In a new study of pancreatic cancer cells, a team of investigators led by scientists at the Dana Farber Cancer Institute identified three prototypical RNA-expression states and uncovered differences in their susceptibility to various cancer drugs. They also discovered that altering the tumor microenvironment can drive tumor cells from one state to another, potentially offering a way to make them more susceptible to a particular drug.
Findings from the new study—published recently in Cell through an article titled, “Microenvironment drives cell state, plasticity, and drug response in pancreatic cancer“— examines whether a cell trait-like RNA expression patterns influence drug responses and can be used to identify treatments for a tumor might be susceptible to.
“What we show in this paper is that cancer cell state is plastic in response to the microenvironment and has a dramatic impact on drug sensitivity. This opens new frontiers for thinking about drug development and how to select drugs for individual patients,” noted co-senior study investigator Alex Shalek, PhD, a core member of the Institute for Medical Engineering and Science (IMES) at MIT, an associate professor of chemistry, and an extramural member of MIT’s Koch Institute for Integrative Cancer Research.
Sequencing a cell’s genome can reveal cancer-linked mutations, but identifying these mutations doesn’t always provide information that can be acted upon to treat a particular tumor. To generate additional data that could be used to help choose more targeted treatments, Shalek, and other researchers have turned to single-cell RNA-sequencing, which reveals the genes that are being expressed by each cell at a moment in time.
“There are plenty of situations where the genetics are incredibly important, where you can develop these very precise drugs that target mutations or translocations,” explained study co-author Andrew Navia, a graduate student at MIT. “But in many instances, mutations alone don’t give you an effective way to target cancer cells relative to healthy ones.”
The researchers analyzed cells from pancreatic ductal adenocarcinoma (PDAC) in this study. There are very few targeted drugs available to treat pancreatic tumors, so most patients receive chemotherapy drugs that may be effective initially but often stop working as tumors become resistant. Using single-cell RNA-sequencing, the researchers analyzed about 25 metastatic tumor samples from pancreatic cancer patients.
Previous analyses of pancreatic tumor cell RNA have revealed two broad categories of cell states: basal-like, a more aggressive state, and classical. The researchers identified a third state that appears to be an intermediate between those two in the new study. The researchers say that cancer cells may pass through this state as they transition from classical to basal-like.
The researchers also found that the environment in which cancer cells are grown plays a key role in determining their state. This study grew matched “organoids,” or tiny cancer aggregates from each patient’s biopsy. Such organoids are often used in precision medicine pipelines to model tumors from individual patients, to help identify drugs that might be useful for those individuals.
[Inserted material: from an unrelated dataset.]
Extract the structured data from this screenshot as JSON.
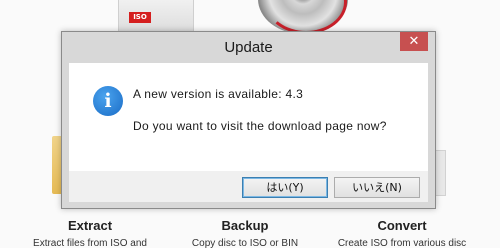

When comparing each in vivo single-cell profile to the matched ex vivo organoid model, the researchers found that the organoids often exist in a different RNA state than cancer cells examined directly from the same patient. “We see the same DNA mutations in the original tumor and its model, but when we start to examine what they look like at the RNA level, we find that they’re very, very different,” Shalek remarked.
That suggests that the state of a tumor can be influenced by the conditions in which it’s grown rather than its genetics alone, he says. The researchers also found that they could drive cancer cells, even long-established cell line models, to switch between different states by changing their growth conditions. Treating cells with TGF-beta, for example, drives them to a more aggressive, basal-like state, while taking TGF-beta away leads the cells to revert to the classical state in a dish.
Cells in each of those states depend on different cell-signaling pathways to survive, so knowing the cell state is critical to selecting the right kind of drug to treat a particular tumor, the researchers say.
“When we started looking at drug sensitivity, it became evident that the same model pushed into a different state would respond very differently to a drug,” Navia stated. “These state-specific sensitivities become critical as we think about selecting drugs and avoiding resistance. If you don’t know the right state, you could pick the entirely wrong compound and try to target the wrong pathways. For example, if you don’t consider plasticity, the cancer may only respond temporarily until its cells change state.”
The findings suggest that further analyzing the interplay of genetics, cell state, and the tumor microenvironment could help researchers to develop new drugs that would effectively target individual patients’ tumors.
“We’re not erasing decades of understanding cancer as a genetic disease, but we’re certainly saying that we need to much better understand the intersection between genetics and state,” concluded study co-author Peter Winter, PhD, a postdoc at MIT. “Cell state absolutely has ties to the underlying sensitivity of certain models, and therefore patients and to specific drugs.”